Our long-term vision is to dramatically reduce the complexity and costs of the development and deployment of AI, ML and other emerging workloads. We believe that having an open repository (marketplace) of customizable workflows with reusable components helps to bring together the multidisciplinary community to collaboratively co-design, optimize and autotune computer systems across the full model/software/hardware stack. Systems integrators will also benefit from being able to assemble complete solutions by adapting such reusable components to their specific usage scenarios, requirements and constraints. We envision that our community-driven approach and decentralized marketplace will help accelerate adoption and technology transfer of novel AI/ML techniques similar to the open-source movement.

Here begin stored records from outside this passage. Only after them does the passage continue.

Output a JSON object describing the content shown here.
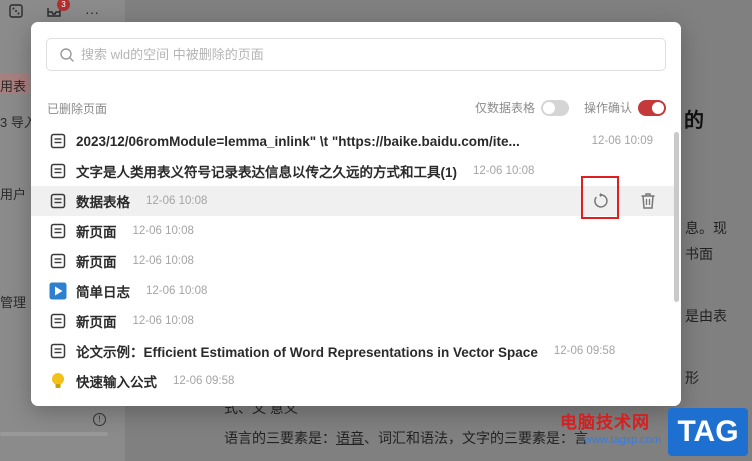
{
  "background": {
    "topbar": {
      "icons": [
        "dice-icon",
        "inbox-icon",
        "more-icon"
      ],
      "inbox_badge": "3",
      "more_glyph": "···"
    },
    "sidebar_fragments": [
      "用表",
      "3 导入",
      "用户",
      "管理"
    ],
    "main_fragments": [
      "的",
      "息。现",
      "书面",
      "是由表",
      "形",
      "式、文 意义"
    ],
    "bottom_text": {
      "prefix": "语言的三要素是：",
      "link": "语音",
      "rest": "、词汇和语法，文字的三要素是：言"
    }
  },
  "modal": {
    "search": {
      "placeholder": "搜索 wld的空间 中被删除的页面",
      "value": ""
    },
    "section_title": "已删除页面",
    "toggles": [
      {
        "label": "仅数据表格",
        "state": "off"
      },
      {
        "label": "操作确认",
        "state": "on"
      }
    ],
    "rows": [
      {
        "icon": "page-icon",
        "title": "2023/12/06romModule=lemma_inlink\" \\t \"https://baike.baidu.com/ite...",
        "date": "12-06 10:09",
        "date_right": true
      },
      {
        "icon": "page-icon",
        "title": "文字是人类用表义符号记录表达信息以传之久远的方式和工具(1)",
        "date": "12-06 10:08"
      },
      {
        "icon": "page-icon",
        "title": "数据表格",
        "date": "12-06 10:08",
        "hover": true
      },
      {
        "icon": "page-icon",
        "title": "新页面",
        "date": "12-06 10:08"
      },
      {
        "icon": "page-icon",
        "title": "新页面",
        "date": "12-06 10:08"
      },
      {
        "icon": "play-icon",
        "title": "简单日志",
        "date": "12-06 10:08"
      },
      {
        "icon": "page-icon",
        "title": "新页面",
        "date": "12-06 10:08"
      },
      {
        "icon": "page-icon",
        "title": "论文示例：Efficient Estimation of Word Representations in Vector Space",
        "date": "12-06 09:58"
      },
      {
        "icon": "bulb-icon",
        "title": "快速输入公式",
        "date": "12-06 09:58"
      }
    ],
    "row_actions": [
      "restore-icon",
      "trash-icon"
    ]
  },
  "watermark": {
    "site_name": "电脑技术网",
    "url": "www.tagxp.com",
    "tag": "TAG"
  },
  "colors": {
    "accent": "#c43a3a",
    "highlight_box": "#e02020",
    "play_icon": "#2f7fd0",
    "bulb_icon": "#f2c21b"
  }
}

ACM proceedings with reusable CK workflows and AI/ML components:
  1. "Highly Efficient 8-bit Low Precision Inference of Convolutional Neural Networks with IntelCaffe" [Paper DOI] [Artifact DOI] [CK workflow]
  2. "Optimizing Deep Learning Workloads on ARM GPU with TVM" [Paper DOI] [Artifact DOI] [CK workflow]
  3. "Real-Time Image Recognition Using Collaborative IoT Devices" [Paper DOI] [Artifact DOI] [CK workflow]
  4. "Leveraging the VTA-TVM Hardware-Software Stack for FPGA Acceleration of 8-bit ResNet-18 Inference" [Paper DOI] [Artifact DOI] [CK workflow]
  5. "Multi-objective autotuning of MobileNets across the full software/hardware stack" [Paper DOI] [Artifact DOI] [CK workflow]
Organizers (A-Z):
  • Luis Ceze, University of Washington, USA
  • Natalie Enright Jerger, University of Toronto, Canada
  • Babak Falsafi, EPFL, Switzerland
  • Grigori Fursin, cTuning foundation, France
  • Anton Lokhmotov, dividiti, UK
  • Thierry Moreau, University of Washington, USA
  • Adrian Sampson, Cornell University, USA
  • Phillip Stanley Marbell, University of Cambridge, UK
Advisory board (A-Z):
  • Michaela Blott, Xilinx
  • Unmesh Bordoloi, General Motors
  • Ofer Dekel, Microsoft
  • Maria Girone, CERN openlab
  • Wayne Graves, ACM
  • Vinod Grover, NVIDIA
  • Sumit Gupta, IBM
  • James Hetherington, Alan Turing Institute
  • Steve Keckler, NVIDIA
  • Wei Li, Intel
  • Colin Osborne, Arm
  • Andrew Putnam, Microsoft
  • Boris Shulkin, Magna
  • Greg Stoner, AMD
  • Alex Wade, Chan Zuckerberg Initiative
  • Peng Wu, Huawei
  • Cliff Young, Google
We thank the ReQuEST Advisory Board for their enthusiastic support of our vision; the ReQuEST authors for being very responsive when converting their workflows to the CK format and during artifact evaluation; Flavio Vella and Nikolai Chunosov for their help with unifying and evaluating submissions; Xipeng Shen and James Tuck for their support for organizing the ReQuEST workshop at ASPLOS’18; Craig Rodkin, Asad Ali and Wayne Graves for helping to prepare the ACM DL proceedings with CK workflows, and the CK community for their contributions.

No comments:

Post a Comment